DATASET CONTENT section start
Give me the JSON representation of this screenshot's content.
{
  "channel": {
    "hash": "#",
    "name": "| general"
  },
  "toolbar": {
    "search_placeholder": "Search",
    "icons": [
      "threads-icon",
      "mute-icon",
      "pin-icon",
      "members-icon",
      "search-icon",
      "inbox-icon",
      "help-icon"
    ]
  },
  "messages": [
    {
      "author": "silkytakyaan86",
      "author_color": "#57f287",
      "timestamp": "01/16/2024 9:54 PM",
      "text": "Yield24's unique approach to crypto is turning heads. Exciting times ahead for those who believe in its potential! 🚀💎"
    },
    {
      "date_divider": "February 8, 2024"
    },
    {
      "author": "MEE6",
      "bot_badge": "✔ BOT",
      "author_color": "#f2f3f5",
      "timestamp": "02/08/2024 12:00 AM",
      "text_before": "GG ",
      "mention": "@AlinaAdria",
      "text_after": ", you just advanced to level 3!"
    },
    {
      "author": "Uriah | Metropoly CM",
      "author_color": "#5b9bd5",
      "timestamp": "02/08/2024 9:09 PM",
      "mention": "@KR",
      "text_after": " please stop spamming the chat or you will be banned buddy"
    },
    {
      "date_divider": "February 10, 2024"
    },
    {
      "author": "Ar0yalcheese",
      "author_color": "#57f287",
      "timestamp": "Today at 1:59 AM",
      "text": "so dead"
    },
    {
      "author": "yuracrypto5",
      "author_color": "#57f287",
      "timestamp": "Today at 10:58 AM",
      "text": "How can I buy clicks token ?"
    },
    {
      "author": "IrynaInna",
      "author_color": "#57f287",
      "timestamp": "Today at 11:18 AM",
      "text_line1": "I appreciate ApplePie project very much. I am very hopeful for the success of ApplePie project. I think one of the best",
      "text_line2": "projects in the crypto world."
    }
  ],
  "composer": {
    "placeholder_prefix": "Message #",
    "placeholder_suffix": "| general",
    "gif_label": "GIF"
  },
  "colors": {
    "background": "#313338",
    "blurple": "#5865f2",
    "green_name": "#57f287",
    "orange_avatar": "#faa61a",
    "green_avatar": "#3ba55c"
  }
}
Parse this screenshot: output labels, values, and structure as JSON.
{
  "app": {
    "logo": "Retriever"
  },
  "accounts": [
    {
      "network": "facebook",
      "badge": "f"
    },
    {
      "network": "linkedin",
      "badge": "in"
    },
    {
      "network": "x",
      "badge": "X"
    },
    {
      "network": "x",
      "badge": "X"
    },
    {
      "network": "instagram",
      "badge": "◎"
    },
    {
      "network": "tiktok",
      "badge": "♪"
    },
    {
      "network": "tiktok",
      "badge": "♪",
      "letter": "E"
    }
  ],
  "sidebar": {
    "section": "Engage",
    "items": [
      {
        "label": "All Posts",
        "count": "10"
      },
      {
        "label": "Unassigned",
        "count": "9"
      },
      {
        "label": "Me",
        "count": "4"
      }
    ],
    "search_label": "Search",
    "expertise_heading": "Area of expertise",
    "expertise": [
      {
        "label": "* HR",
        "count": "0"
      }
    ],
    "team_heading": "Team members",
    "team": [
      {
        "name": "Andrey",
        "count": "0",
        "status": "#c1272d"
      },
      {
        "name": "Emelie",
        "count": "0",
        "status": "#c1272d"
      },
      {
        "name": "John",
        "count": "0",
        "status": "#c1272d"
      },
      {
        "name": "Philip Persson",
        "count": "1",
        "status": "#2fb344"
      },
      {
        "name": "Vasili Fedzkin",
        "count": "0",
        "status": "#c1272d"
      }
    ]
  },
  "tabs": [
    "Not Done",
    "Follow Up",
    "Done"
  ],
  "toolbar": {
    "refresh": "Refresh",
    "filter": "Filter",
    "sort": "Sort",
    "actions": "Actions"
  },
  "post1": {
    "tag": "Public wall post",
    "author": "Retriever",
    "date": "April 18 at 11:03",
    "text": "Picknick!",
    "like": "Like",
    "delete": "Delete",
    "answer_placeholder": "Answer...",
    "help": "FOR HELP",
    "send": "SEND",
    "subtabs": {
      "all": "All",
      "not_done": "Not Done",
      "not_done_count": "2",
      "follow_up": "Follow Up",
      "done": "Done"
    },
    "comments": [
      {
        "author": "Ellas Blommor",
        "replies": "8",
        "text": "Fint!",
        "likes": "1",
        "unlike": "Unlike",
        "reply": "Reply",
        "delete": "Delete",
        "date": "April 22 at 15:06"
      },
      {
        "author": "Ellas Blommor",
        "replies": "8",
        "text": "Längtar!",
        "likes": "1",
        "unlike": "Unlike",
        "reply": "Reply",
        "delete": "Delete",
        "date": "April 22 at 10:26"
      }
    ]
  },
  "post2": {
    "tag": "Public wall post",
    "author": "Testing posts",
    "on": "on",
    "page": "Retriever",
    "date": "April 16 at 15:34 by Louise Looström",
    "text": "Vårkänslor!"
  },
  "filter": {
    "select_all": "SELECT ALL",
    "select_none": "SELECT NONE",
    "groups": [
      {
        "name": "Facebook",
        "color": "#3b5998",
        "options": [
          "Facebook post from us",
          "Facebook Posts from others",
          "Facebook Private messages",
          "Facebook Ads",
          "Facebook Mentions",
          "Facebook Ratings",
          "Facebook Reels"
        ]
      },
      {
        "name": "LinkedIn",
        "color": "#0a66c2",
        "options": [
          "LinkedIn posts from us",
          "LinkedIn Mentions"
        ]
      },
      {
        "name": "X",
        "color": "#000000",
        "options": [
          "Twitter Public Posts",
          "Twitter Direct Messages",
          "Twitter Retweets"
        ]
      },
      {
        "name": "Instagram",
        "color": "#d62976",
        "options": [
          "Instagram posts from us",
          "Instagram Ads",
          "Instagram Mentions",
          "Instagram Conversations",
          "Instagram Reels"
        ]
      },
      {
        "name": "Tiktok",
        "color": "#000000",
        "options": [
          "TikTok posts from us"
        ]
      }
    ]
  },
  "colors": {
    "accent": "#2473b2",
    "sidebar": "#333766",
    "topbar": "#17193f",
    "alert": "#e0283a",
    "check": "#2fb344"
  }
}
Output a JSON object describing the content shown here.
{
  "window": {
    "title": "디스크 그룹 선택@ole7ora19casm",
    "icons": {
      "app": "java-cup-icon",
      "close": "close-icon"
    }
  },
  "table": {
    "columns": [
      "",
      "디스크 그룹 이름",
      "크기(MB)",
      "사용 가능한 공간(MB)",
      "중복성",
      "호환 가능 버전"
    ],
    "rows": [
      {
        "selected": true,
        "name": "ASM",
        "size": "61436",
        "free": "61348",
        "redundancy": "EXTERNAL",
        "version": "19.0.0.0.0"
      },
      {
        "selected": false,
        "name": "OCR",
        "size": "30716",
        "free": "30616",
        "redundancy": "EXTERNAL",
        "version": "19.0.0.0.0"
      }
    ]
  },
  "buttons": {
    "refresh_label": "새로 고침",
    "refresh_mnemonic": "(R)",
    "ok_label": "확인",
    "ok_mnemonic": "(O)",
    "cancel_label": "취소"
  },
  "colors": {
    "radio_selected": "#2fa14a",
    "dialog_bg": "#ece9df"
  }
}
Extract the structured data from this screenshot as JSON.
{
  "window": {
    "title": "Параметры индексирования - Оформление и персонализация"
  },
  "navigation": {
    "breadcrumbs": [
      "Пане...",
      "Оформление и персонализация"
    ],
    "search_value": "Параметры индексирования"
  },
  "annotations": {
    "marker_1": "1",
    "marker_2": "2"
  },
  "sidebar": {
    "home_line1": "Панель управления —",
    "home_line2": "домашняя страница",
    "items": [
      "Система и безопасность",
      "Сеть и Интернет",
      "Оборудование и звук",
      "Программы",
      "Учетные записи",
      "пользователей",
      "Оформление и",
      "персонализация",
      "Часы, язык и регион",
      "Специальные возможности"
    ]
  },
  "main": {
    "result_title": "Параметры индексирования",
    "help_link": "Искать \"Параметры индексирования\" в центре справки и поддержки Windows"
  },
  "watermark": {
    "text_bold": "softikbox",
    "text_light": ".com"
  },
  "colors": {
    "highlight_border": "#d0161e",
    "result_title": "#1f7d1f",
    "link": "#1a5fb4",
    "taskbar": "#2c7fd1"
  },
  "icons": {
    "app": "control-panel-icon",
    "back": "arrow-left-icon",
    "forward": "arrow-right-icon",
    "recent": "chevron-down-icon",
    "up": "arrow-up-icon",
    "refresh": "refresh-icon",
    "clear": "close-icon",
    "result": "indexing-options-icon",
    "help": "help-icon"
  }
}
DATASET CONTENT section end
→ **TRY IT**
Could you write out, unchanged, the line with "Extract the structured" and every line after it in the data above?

→ **THE COMPLETED TASK**
Extract the structured data from this screenshot as JSON.
{
  "window": {
    "title": "Параметры индексирования - Оформление и персонализация"
  },
  "navigation": {
    "breadcrumbs": [
      "Пане...",
      "Оформление и персонализация"
    ],
    "search_value": "Параметры индексирования"
  },
  "annotations": {
    "marker_1": "1",
    "marker_2": "2"
  },
  "sidebar": {
    "home_line1": "Панель управления —",
    "home_line2": "домашняя страница",
    "items": [
      "Система и безопасность",
      "Сеть и Интернет",
      "Оборудование и звук",
      "Программы",
      "Учетные записи",
      "пользователей",
      "Оформление и",
      "персонализация",
      "Часы, язык и регион",
      "Специальные возможности"
    ]
  },
  "main": {
    "result_title": "Параметры индексирования",
    "help_link": "Искать \"Параметры индексирования\" в центре справки и поддержки Windows"
  },
  "watermark": {
    "text_bold": "softikbox",
    "text_light": ".com"
  },
  "colors": {
    "highlight_border": "#d0161e",
    "result_title": "#1f7d1f",
    "link": "#1a5fb4",
    "taskbar": "#2c7fd1"
  },
  "icons": {
    "app": "control-panel-icon",
    "back": "arrow-left-icon",
    "forward": "arrow-right-icon",
    "recent": "chevron-down-icon",
    "up": "arrow-up-icon",
    "refresh": "refresh-icon",
    "clear": "close-icon",
    "result": "indexing-options-icon",
    "help": "help-icon"
  }
}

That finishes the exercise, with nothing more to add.